Crowley’s trip was an eye-opener to the opportunities on offer.

“It is easy for us because we’ve done it before in other industries but it is also hard in mining because it is complicated,” he said. “Every industry has a silver bullet when it comes to energy waste. In mining, we think it could be making motors more efficient. The good news is, that is cheap, it’s been done for years, and so there’s no risk.

“But we are starting to realise other opportunities. For instance, when we started it was all about making the mine more efficient with renewables, but we didn’t realise 50% of carbon in mining is moving equipment.

“We already have an engineering division called Mobility which makes electric vehicles. The mining guys came to us and asked if we’d electrify a truck for them because they couldn’t buy an electric Toyota for years. We thought that was crazy. So, we electrified a Landcruiser and went to Toyota and asked if they would work with us on this and lo and behold they did.

“But it’s not only about the electrifying of it. When we then went to a mine site, we found a mine spec Landcruiser is $300,000 and the average life span is only three years. So, we said why don’t we control the speed in it much better, why don’t we make it automatically stop if there’s a miner near it and why don’t we make it so sexy they’ll want to drive it safely.

“That programme has taken three years to build out. And we are now starting to show it off. In talking to miners, they really engaged with the concept.”

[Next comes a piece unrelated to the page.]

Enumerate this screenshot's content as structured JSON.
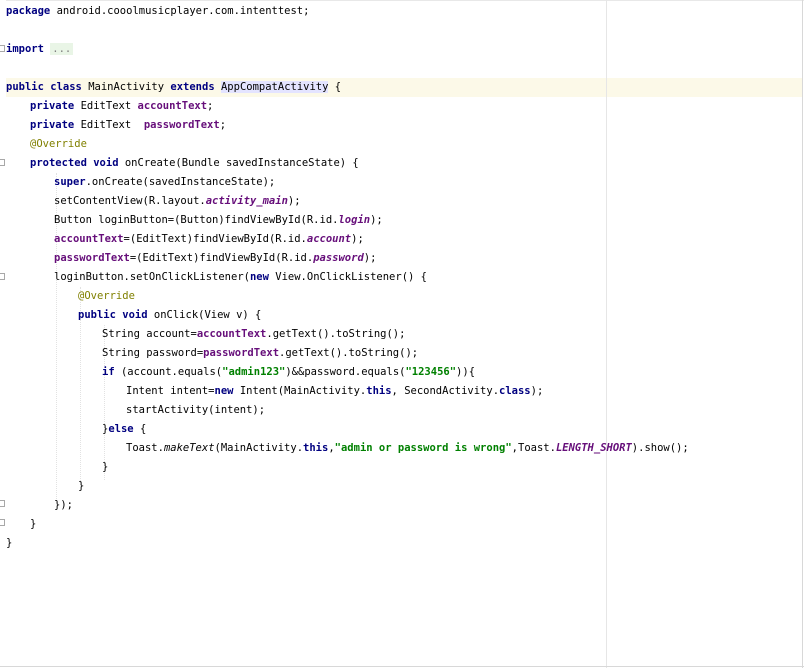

Together with Climatech and its other international partners, CoolPlanet has an army of engineers it can call on to take up similar projects.

In addition, it offers financing for energy projects.

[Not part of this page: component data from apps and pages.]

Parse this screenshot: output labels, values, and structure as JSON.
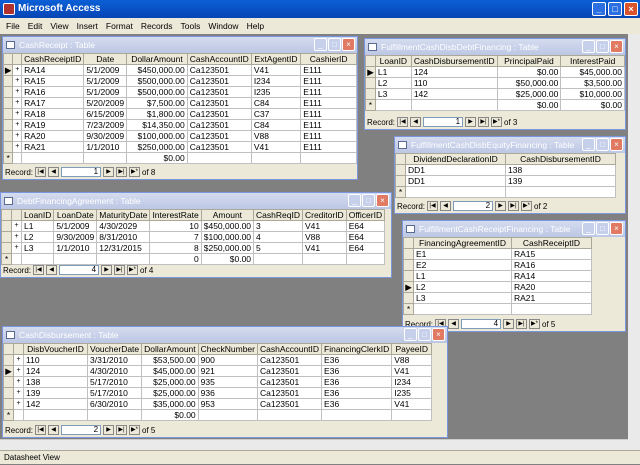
{
  "app": {
    "title": "Microsoft Access",
    "menu": [
      "File",
      "Edit",
      "View",
      "Insert",
      "Format",
      "Records",
      "Tools",
      "Window",
      "Help"
    ],
    "status": "Datasheet View"
  },
  "cashreceipt": {
    "title": "CashReceipt : Table",
    "columns": [
      "CashReceiptID",
      "Date",
      "DollarAmount",
      "CashAccountID",
      "ExtAgentID",
      "CashierID"
    ],
    "rows": [
      [
        "RA14",
        "5/1/2009",
        "$450,000.00",
        "Ca123501",
        "V41",
        "E111"
      ],
      [
        "RA15",
        "5/1/2009",
        "$500,000.00",
        "Ca123501",
        "I234",
        "E111"
      ],
      [
        "RA16",
        "5/1/2009",
        "$500,000.00",
        "Ca123501",
        "I235",
        "E111"
      ],
      [
        "RA17",
        "5/20/2009",
        "$7,500.00",
        "Ca123501",
        "C84",
        "E111"
      ],
      [
        "RA18",
        "6/15/2009",
        "$1,800.00",
        "Ca123501",
        "C37",
        "E111"
      ],
      [
        "RA19",
        "7/23/2009",
        "$14,350.00",
        "Ca123501",
        "C84",
        "E111"
      ],
      [
        "RA20",
        "9/30/2009",
        "$100,000.00",
        "Ca123501",
        "V88",
        "E111"
      ],
      [
        "RA21",
        "1/1/2010",
        "$250,000.00",
        "Ca123501",
        "V41",
        "E111"
      ]
    ],
    "newrow": [
      "",
      "",
      "$0.00",
      "",
      "",
      ""
    ],
    "record": "1",
    "of": "of 8"
  },
  "fulfilldebt": {
    "title": "FulfillmentCashDisbDebtFinancing : Table",
    "columns": [
      "LoanID",
      "CashDisbursementID",
      "PrincipalPaid",
      "InterestPaid"
    ],
    "rows": [
      [
        "L1",
        "124",
        "$0.00",
        "$45,000.00"
      ],
      [
        "L2",
        "110",
        "$50,000.00",
        "$3,500.00"
      ],
      [
        "L3",
        "142",
        "$25,000.00",
        "$10,000.00"
      ]
    ],
    "newrow": [
      "",
      "",
      "$0.00",
      "$0.00"
    ],
    "record": "1",
    "of": "of 3"
  },
  "fulfillequity": {
    "title": "FulfillmentCashDisbEquityFinancing : Table",
    "columns": [
      "DividendDeclarationID",
      "CashDisbursementID"
    ],
    "rows": [
      [
        "DD1",
        "138"
      ],
      [
        "DD1",
        "139"
      ]
    ],
    "record": "2",
    "of": "of 2"
  },
  "debtfin": {
    "title": "DebtFinancingAgreement : Table",
    "columns": [
      "LoanID",
      "LoanDate",
      "MaturityDate",
      "InterestRate",
      "Amount",
      "CashReqID",
      "CreditorID",
      "OfficerID"
    ],
    "rows": [
      [
        "L1",
        "5/1/2009",
        "4/30/2029",
        "10",
        "$450,000.00",
        "3",
        "V41",
        "E64"
      ],
      [
        "L2",
        "9/30/2009",
        "8/31/2010",
        "7",
        "$100,000.00",
        "4",
        "V88",
        "E64"
      ],
      [
        "L3",
        "1/1/2010",
        "12/31/2015",
        "8",
        "$250,000.00",
        "5",
        "V41",
        "E64"
      ]
    ],
    "newrow": [
      "",
      "",
      "",
      "0",
      "$0.00",
      "",
      "",
      ""
    ],
    "record": "4",
    "of": "of 4"
  },
  "fulfillreceipt": {
    "title": "FulfillmentCashReceiptFinancing : Table",
    "columns": [
      "FinancingAgreementID",
      "CashReceiptID"
    ],
    "rows": [
      [
        "E1",
        "RA15"
      ],
      [
        "E2",
        "RA16"
      ],
      [
        "L1",
        "RA14"
      ],
      [
        "L2",
        "RA20"
      ],
      [
        "L3",
        "RA21"
      ]
    ],
    "record": "4",
    "of": "of 5"
  },
  "cashdisb": {
    "title": "CashDisbursement : Table",
    "columns": [
      "DisbVoucherID",
      "VoucherDate",
      "DollarAmount",
      "CheckNumber",
      "CashAccountID",
      "FinancingClerkID",
      "PayeeID"
    ],
    "rows": [
      [
        "110",
        "3/31/2010",
        "$53,500.00",
        "900",
        "Ca123501",
        "E36",
        "V88"
      ],
      [
        "124",
        "4/30/2010",
        "$45,000.00",
        "921",
        "Ca123501",
        "E36",
        "V41"
      ],
      [
        "138",
        "5/17/2010",
        "$25,000.00",
        "935",
        "Ca123501",
        "E36",
        "I234"
      ],
      [
        "139",
        "5/17/2010",
        "$25,000.00",
        "936",
        "Ca123501",
        "E36",
        "I235"
      ],
      [
        "142",
        "6/30/2010",
        "$35,000.00",
        "953",
        "Ca123501",
        "E36",
        "V41"
      ]
    ],
    "newrow": [
      "",
      "",
      "$0.00",
      "",
      "",
      "",
      ""
    ],
    "record": "2",
    "of": "of 5"
  },
  "nav": {
    "label": "Record:"
  }
}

"We have financing all over the world, in Q4 last year we did $100 million in financing, that’s from all the usual suspects; BlackRock, Macquarie, etc. And we can do that off balance sheet as well, so it is not on the mine’s balance sheet because it is paid out of the savings,” Crowley said.

"When you explain it, people ask: ‘What’s the catch?’ There isn’t actually one, other than that we will save you the money. We will take the risk on saving you the money and we will arrange the finance. The only catch is for us, if the mine has to shut down, then there’s no more savings.”

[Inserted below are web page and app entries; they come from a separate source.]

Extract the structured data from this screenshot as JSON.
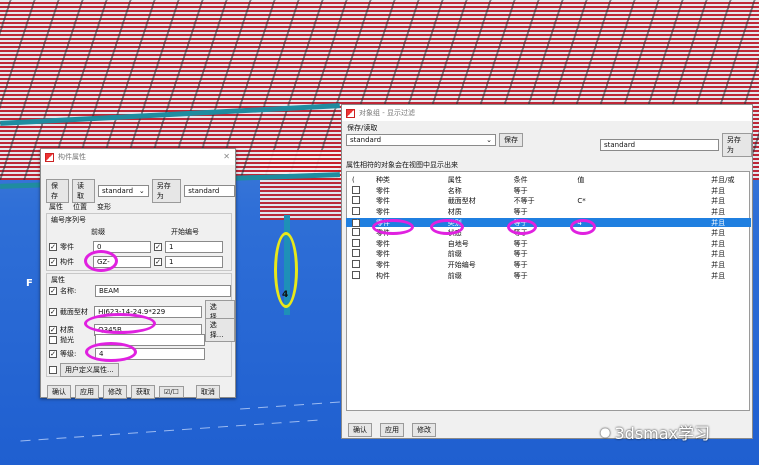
{
  "colors": {
    "selection": "#1f7fe0",
    "highlight_circle": "#e021e0",
    "yellow_circle": "#e8e81a"
  },
  "part_dialog": {
    "title": "构件属性",
    "save_btn": "保存",
    "read_btn": "读取",
    "preset": "standard",
    "save_as_btn": "另存为",
    "save_as_value": "standard",
    "tabs": [
      "属性",
      "位置",
      "变形"
    ],
    "numbering_group": "编号序列号",
    "col_prefix": "前缀",
    "col_start": "开始编号",
    "part_label": "零件",
    "part_prefix": "0",
    "part_start": "1",
    "assembly_label": "构件",
    "assembly_prefix": "GZ-",
    "assembly_start": "1",
    "attr_group": "属性",
    "name_label": "名称:",
    "name_value": "BEAM",
    "profile_label": "截面型材",
    "profile_value": "HI623-14-24.9*229",
    "profile_select": "选择...",
    "material_label": "材质",
    "material_value": "Q345B",
    "material_select": "选择...",
    "finish_label": "抛光",
    "finish_value": "",
    "class_label": "等级:",
    "class_value": "4",
    "udf_btn": "用户定义属性...",
    "bottom": {
      "ok": "确认",
      "apply": "应用",
      "modify": "修改",
      "get": "获取",
      "toggle": "☑/☐",
      "cancel": "取消"
    }
  },
  "filter_dialog": {
    "title": "对象组 - 显示过滤",
    "saveload_label": "保存/读取",
    "preset": "standard",
    "save_btn": "保存",
    "save_as_value": "standard",
    "save_as_btn": "另存为",
    "desc": "属性相符的对象会在视图中显示出来",
    "headers": [
      "(",
      "种类",
      "属性",
      "条件",
      "值",
      "并且/或"
    ],
    "rows": [
      {
        "checked": false,
        "kind": "零件",
        "attr": "名称",
        "cond": "等于",
        "value": "",
        "logic": "并且"
      },
      {
        "checked": false,
        "kind": "零件",
        "attr": "截面型材",
        "cond": "不等于",
        "value": "C*",
        "logic": "并且"
      },
      {
        "checked": false,
        "kind": "零件",
        "attr": "材质",
        "cond": "等于",
        "value": "",
        "logic": "并且"
      },
      {
        "checked": true,
        "kind": "零件",
        "attr": "类别",
        "cond": "等于",
        "value": "4",
        "logic": "并且"
      },
      {
        "checked": false,
        "kind": "零件",
        "attr": "状态",
        "cond": "等于",
        "value": "",
        "logic": "并且"
      },
      {
        "checked": false,
        "kind": "零件",
        "attr": "自地号",
        "cond": "等于",
        "value": "",
        "logic": "并且"
      },
      {
        "checked": false,
        "kind": "零件",
        "attr": "前缀",
        "cond": "等于",
        "value": "",
        "logic": "并且"
      },
      {
        "checked": false,
        "kind": "零件",
        "attr": "开始编号",
        "cond": "等于",
        "value": "",
        "logic": "并且"
      },
      {
        "checked": false,
        "kind": "构件",
        "attr": "前缀",
        "cond": "等于",
        "value": "",
        "logic": "并且"
      }
    ],
    "bottom": {
      "ok": "确认",
      "apply": "应用",
      "modify": "修改"
    }
  },
  "scene": {
    "left_marker": "F",
    "column_label": "4"
  },
  "watermark": "3dsmax学习"
}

With sensors and monitors on every piece of equipment, miners are producing more data than ever before. Crowley is eager to put that data under the scrutiny of CoolPlanet’s software.

“A company has all the mining data coming through and if you marry their ability to gather the data with our ability to summarise it - and use AI with it - we know we can decarbonise this mine by 40%, just because of the data we have,” he said.

While he is an advocate for decarbonisation, Crowley sympathises with miners, particular junior and mid-tier players, who are still struggling to define their path to net zero.

“The other thing about decarbonisation is it’s extremely complicated and I think that’s why miners, in the beginning, are struggling to understand it,” he said. “We get frustrated because there’s so much greenwashing and bullshit, nobody talks plain about just what needs to happen.

“It is tough. You have to electrify your fleet, deploy green energy, make sure your supply chain is buying green, then you have to do carbon accounting, power purchase agreements for solar, etc, that’s all complicated. You have to make your own site efficient, that’s complicated. But, because we’ve been doing this for so long, we now have experts in all these fields to provide the solutions.”

If miners can unlock the latent energy efficiencies in their operations, they will likely find the capital to justify further green initiatives, according to Crowley.

“By the time you’ve done all the efficiency stuff, you’ve saved yourself a fortune and you can afford to maybe spend a bit on the loss-leading project that you shouldn’t be spending on in the beginning,” he said.

“Bring the demand down and then do solar and battery, you’re off-grid, and your opex is so low, and also you have these paybacks.

“If you do those two things well, your operating costs are a quarter of your competitor. You see the clever guys doing that first and in the meetings we’ve had on this trip, you can spot the guys who see it. You also meet the others, who think it’s all some greenwashing bullshit, but that’s okay, but they’ll suffer.”